It's something that only happens once in a million years — a comet from the outer regions of the solar system flew extremely close to Mars this weekend, giving scientists an unprecedented opportunity to observe it.
Comet Siding Spring, named for the Australian observatory which spotted it, is a frozen chunk of rock from the Oort Cloud which surrounds the solar system. It's barreling through our solar system at about 125,000 miles per hour, and came within 87,000 miles of the surface of Mars — a hair's breadth away in astronomical terms.
Here's the exact moment Siding Spring — the grey smudge on screen — hit its closest point to Mars, which is the bright light in the center. Not very visually exciting, is it?
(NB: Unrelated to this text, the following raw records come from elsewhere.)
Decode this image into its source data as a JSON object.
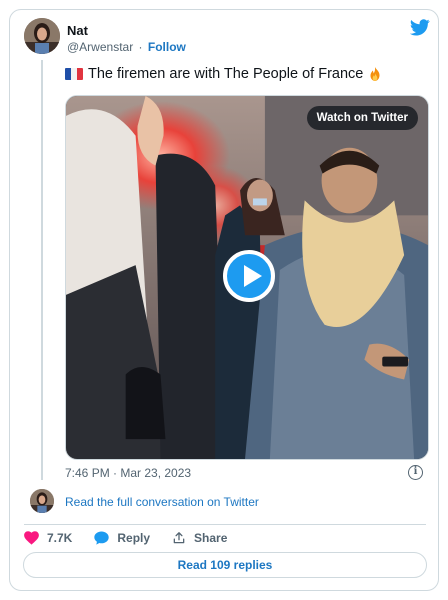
{
  "author": {
    "name": "Nat",
    "handle": "@Arwenstar",
    "separator": "·",
    "follow_label": "Follow"
  },
  "tweet": {
    "text": "The firemen are with The People of France",
    "flag_colors": [
      "#1f4fa8",
      "#ffffff",
      "#e1343f"
    ],
    "trailing_icon": "fire-emoji-icon"
  },
  "media": {
    "watch_label": "Watch on Twitter",
    "play_icon": "play-icon"
  },
  "timestamp": "7:46 PM · Mar 23, 2023",
  "conversation_link": "Read the full conversation on Twitter",
  "actions": {
    "likes_count": "7.7K",
    "reply_label": "Reply",
    "share_label": "Share"
  },
  "read_replies_label": "Read 109 replies",
  "colors": {
    "accent": "#1d9bf0",
    "link": "#1d77c2",
    "like": "#f91880",
    "border": "#cfd9de"
  }
}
The real excitement from this event unfolds over the next few days. Space agencies around the world have orbiters stationed around Mars, and the data they've gathered from Siding Spring could give astronomers valuable information from billions of years in the past.
DR. MICHELLE THALLER VIA SPACE.COM: "It's literally five billion years old, and its coming in for the first time. Analyzing the comet will give us clues about how the planets formed. We actually even think that comets have some of the building blocks of life on them."
Siding Spring's approach did also put the Mars robots at some risk. There wasn't any real chance of a direct collision, but the trail of dust and debris emitting at high speeds from the comet could have damaged one of the orbiters.
NASA prepared for that possibility by maneuvering its orbiters to the other side of the planet during the moment of Siding Spring's closest approach. So far, the agency hasn't reported any damage from the comet.
Siding Spring's orbit reaches its closest point to the Sun on Oct. 25, six days after its close shave with Mars. From there, the comet heads back to the outer reaches of the solar system. It should be back within the next 1 million years or so.